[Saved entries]
BEGIN

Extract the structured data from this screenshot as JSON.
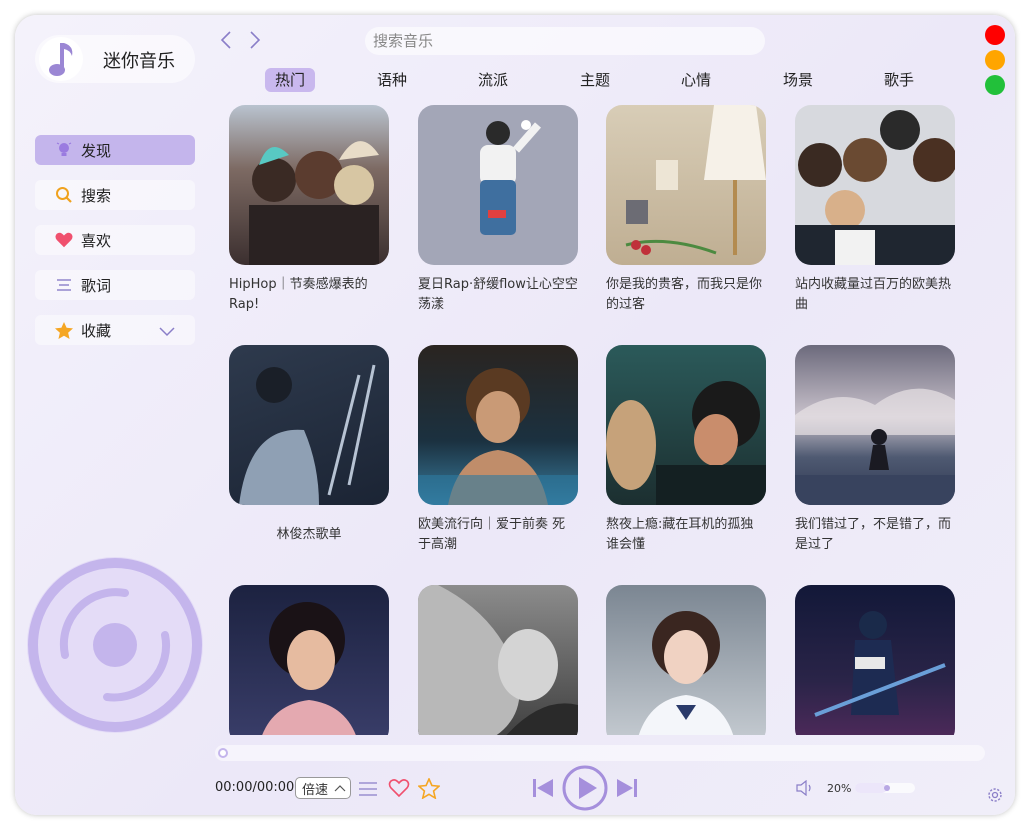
{
  "app": {
    "title": "迷你音乐",
    "accent": "#a58fdc",
    "accent_light": "#c4b5ec"
  },
  "sidebar": {
    "items": [
      {
        "label": "发现",
        "icon": "bulb-icon",
        "active": true
      },
      {
        "label": "搜索",
        "icon": "search-icon",
        "active": false
      },
      {
        "label": "喜欢",
        "icon": "heart-icon",
        "active": false
      },
      {
        "label": "歌词",
        "icon": "lyrics-icon",
        "active": false
      },
      {
        "label": "收藏",
        "icon": "star-icon",
        "active": false
      }
    ]
  },
  "search": {
    "placeholder": "搜索音乐"
  },
  "window_controls": {
    "close": "#ff0000",
    "minimize": "#ffa500",
    "maximize": "#22c03a"
  },
  "tabs": [
    {
      "label": "热门",
      "active": true
    },
    {
      "label": "语种",
      "active": false
    },
    {
      "label": "流派",
      "active": false
    },
    {
      "label": "主题",
      "active": false
    },
    {
      "label": "心情",
      "active": false
    },
    {
      "label": "场景",
      "active": false
    },
    {
      "label": "歌手",
      "active": false
    }
  ],
  "playlists": [
    {
      "title": "HipHop｜节奏感爆表的Rap!"
    },
    {
      "title": "夏日Rap·舒缓flow让心空空荡漾"
    },
    {
      "title": "你是我的贵客，而我只是你的过客"
    },
    {
      "title": "站内收藏量过百万的欧美热曲"
    },
    {
      "title": "林俊杰歌单"
    },
    {
      "title": "欧美流行向｜爱于前奏 死于高潮"
    },
    {
      "title": "熬夜上瘾:藏在耳机的孤独谁会懂"
    },
    {
      "title": "我们错过了，不是错了，而是过了"
    },
    {
      "title": ""
    },
    {
      "title": ""
    },
    {
      "title": ""
    },
    {
      "title": ""
    }
  ],
  "player": {
    "time": "00:00/00:00",
    "speed_label": "倍速",
    "volume_label": "20%",
    "volume": 0.2,
    "progress": 0
  }
}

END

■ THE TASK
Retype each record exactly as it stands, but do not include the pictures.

■ TASK RESULT
Extract the structured data from this screenshot as JSON.
{
  "app": {
    "title": "迷你音乐",
    "accent": "#a58fdc",
    "accent_light": "#c4b5ec"
  },
  "sidebar": {
    "items": [
      {
        "label": "发现",
        "icon": "bulb-icon",
        "active": true
      },
      {
        "label": "搜索",
        "icon": "search-icon",
        "active": false
      },
      {
        "label": "喜欢",
        "icon": "heart-icon",
        "active": false
      },
      {
        "label": "歌词",
        "icon": "lyrics-icon",
        "active": false
      },
      {
        "label": "收藏",
        "icon": "star-icon",
        "active": false
      }
    ]
  },
  "search": {
    "placeholder": "搜索音乐"
  },
  "window_controls": {
    "close": "#ff0000",
    "minimize": "#ffa500",
    "maximize": "#22c03a"
  },
  "tabs": [
    {
      "label": "热门",
      "active": true
    },
    {
      "label": "语种",
      "active": false
    },
    {
      "label": "流派",
      "active": false
    },
    {
      "label": "主题",
      "active": false
    },
    {
      "label": "心情",
      "active": false
    },
    {
      "label": "场景",
      "active": false
    },
    {
      "label": "歌手",
      "active": false
    }
  ],
  "playlists": [
    {
      "title": "HipHop｜节奏感爆表的Rap!"
    },
    {
      "title": "夏日Rap·舒缓flow让心空空荡漾"
    },
    {
      "title": "你是我的贵客，而我只是你的过客"
    },
    {
      "title": "站内收藏量过百万的欧美热曲"
    },
    {
      "title": "林俊杰歌单"
    },
    {
      "title": "欧美流行向｜爱于前奏 死于高潮"
    },
    {
      "title": "熬夜上瘾:藏在耳机的孤独谁会懂"
    },
    {
      "title": "我们错过了，不是错了，而是过了"
    },
    {
      "title": ""
    },
    {
      "title": ""
    },
    {
      "title": ""
    },
    {
      "title": ""
    }
  ],
  "player": {
    "time": "00:00/00:00",
    "speed_label": "倍速",
    "volume_label": "20%",
    "volume": 0.2,
    "progress": 0
  }
}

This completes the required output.